Given data:

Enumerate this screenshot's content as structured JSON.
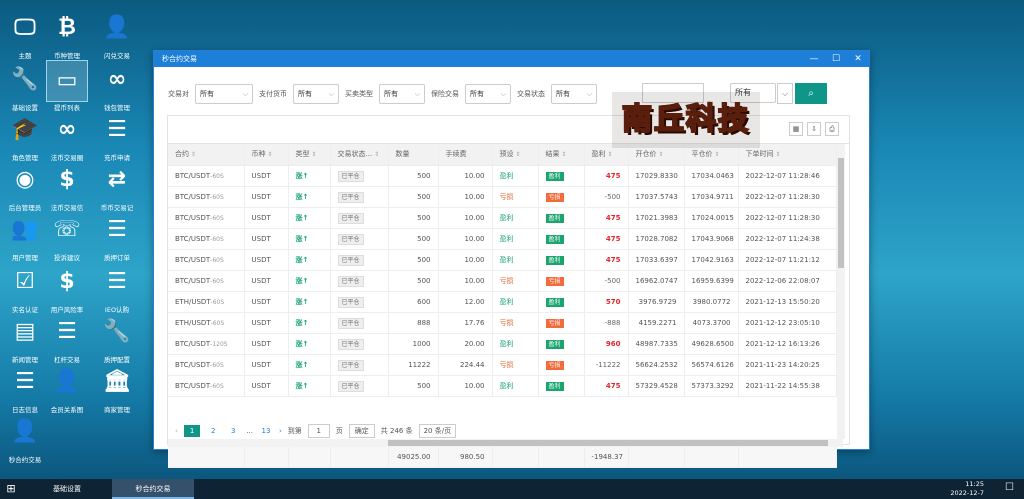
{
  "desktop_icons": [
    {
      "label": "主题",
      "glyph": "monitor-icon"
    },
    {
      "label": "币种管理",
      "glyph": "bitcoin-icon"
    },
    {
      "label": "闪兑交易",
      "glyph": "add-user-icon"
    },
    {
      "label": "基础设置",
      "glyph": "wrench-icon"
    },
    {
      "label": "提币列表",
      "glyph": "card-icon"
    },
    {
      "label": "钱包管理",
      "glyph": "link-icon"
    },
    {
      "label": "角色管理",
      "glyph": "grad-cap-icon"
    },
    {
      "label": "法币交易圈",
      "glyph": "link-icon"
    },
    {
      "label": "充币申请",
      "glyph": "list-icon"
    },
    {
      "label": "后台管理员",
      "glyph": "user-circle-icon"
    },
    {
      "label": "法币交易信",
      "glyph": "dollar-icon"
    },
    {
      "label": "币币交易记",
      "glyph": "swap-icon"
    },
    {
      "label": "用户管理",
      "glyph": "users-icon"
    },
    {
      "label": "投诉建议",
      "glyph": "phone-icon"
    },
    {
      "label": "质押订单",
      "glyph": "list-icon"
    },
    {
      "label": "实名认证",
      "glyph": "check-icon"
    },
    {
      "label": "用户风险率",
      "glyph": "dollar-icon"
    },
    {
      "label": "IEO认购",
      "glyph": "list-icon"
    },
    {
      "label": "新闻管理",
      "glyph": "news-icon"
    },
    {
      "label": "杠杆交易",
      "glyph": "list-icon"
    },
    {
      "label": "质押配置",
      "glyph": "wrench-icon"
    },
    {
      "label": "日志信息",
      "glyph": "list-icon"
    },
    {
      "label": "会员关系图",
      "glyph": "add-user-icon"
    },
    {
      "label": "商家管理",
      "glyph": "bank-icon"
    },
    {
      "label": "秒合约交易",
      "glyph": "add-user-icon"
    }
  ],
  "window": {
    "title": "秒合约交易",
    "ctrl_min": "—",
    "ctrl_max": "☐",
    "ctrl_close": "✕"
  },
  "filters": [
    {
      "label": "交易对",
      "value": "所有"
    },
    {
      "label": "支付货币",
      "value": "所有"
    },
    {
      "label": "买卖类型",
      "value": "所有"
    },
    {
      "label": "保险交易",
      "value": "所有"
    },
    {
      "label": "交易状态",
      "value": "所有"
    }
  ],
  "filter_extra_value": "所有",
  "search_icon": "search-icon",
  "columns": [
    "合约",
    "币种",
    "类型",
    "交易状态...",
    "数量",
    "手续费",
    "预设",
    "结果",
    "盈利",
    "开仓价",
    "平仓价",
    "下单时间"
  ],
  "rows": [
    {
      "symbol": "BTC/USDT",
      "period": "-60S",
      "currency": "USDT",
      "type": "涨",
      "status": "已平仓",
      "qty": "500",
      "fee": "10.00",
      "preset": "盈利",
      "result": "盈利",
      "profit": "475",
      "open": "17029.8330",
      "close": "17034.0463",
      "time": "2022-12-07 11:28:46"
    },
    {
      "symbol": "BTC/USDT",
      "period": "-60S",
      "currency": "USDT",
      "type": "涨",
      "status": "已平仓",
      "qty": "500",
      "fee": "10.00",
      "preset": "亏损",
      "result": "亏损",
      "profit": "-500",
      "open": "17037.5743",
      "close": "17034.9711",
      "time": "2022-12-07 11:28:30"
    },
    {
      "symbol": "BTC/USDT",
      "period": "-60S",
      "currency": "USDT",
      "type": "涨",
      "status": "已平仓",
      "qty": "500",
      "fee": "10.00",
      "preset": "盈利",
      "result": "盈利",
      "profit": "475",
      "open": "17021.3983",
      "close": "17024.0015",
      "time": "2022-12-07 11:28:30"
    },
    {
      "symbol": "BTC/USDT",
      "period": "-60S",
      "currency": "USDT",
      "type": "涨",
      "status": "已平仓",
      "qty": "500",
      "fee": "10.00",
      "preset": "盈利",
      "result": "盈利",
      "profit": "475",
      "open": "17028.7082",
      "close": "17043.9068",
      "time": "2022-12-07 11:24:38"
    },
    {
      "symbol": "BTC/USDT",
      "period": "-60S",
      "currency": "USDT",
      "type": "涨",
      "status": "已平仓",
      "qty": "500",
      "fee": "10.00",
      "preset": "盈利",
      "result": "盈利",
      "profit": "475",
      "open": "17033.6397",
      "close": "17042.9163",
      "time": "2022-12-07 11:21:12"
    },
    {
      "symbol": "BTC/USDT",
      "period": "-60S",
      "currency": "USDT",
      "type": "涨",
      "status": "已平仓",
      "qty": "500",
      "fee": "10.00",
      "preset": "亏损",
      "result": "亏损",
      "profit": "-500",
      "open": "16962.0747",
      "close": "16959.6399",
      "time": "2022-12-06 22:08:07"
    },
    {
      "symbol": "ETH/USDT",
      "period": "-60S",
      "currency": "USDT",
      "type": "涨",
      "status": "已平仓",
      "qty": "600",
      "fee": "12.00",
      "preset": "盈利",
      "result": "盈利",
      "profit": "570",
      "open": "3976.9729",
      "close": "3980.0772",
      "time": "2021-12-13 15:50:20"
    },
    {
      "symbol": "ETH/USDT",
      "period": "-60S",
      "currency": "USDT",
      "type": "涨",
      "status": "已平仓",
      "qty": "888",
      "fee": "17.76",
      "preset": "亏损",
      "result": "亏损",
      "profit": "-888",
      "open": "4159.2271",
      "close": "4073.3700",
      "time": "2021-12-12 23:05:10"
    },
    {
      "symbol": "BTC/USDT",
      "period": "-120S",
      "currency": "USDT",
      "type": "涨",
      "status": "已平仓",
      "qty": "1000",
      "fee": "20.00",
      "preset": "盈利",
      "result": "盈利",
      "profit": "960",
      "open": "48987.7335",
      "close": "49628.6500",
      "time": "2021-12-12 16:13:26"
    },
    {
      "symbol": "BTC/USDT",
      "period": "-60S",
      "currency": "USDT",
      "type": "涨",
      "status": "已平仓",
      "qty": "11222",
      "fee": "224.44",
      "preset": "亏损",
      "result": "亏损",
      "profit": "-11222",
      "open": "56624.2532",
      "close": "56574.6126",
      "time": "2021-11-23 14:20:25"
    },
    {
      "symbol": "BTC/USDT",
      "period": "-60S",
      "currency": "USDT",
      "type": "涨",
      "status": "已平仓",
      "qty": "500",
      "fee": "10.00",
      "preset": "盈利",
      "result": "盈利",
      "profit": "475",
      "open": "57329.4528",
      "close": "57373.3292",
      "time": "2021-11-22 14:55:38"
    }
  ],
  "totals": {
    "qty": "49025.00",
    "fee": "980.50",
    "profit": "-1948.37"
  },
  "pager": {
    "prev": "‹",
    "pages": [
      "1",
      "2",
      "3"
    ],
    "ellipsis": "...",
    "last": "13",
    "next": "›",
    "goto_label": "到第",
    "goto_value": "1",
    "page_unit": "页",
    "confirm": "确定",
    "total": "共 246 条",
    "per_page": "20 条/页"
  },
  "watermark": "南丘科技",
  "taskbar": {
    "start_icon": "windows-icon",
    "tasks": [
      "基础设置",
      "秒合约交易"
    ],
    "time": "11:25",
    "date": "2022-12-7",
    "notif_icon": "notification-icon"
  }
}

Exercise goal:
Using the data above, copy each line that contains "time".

Output below:
      "time": "2022-12-07 11:28:46"
      "time": "2022-12-07 11:28:30"
      "time": "2022-12-07 11:28:30"
      "time": "2022-12-07 11:24:38"
      "time": "2022-12-07 11:21:12"
      "time": "2022-12-06 22:08:07"
      "time": "2021-12-13 15:50:20"
      "time": "2021-12-12 23:05:10"
      "time": "2021-12-12 16:13:26"
      "time": "2021-11-23 14:20:25"
      "time": "2021-11-22 14:55:38"
    "time": "11:25",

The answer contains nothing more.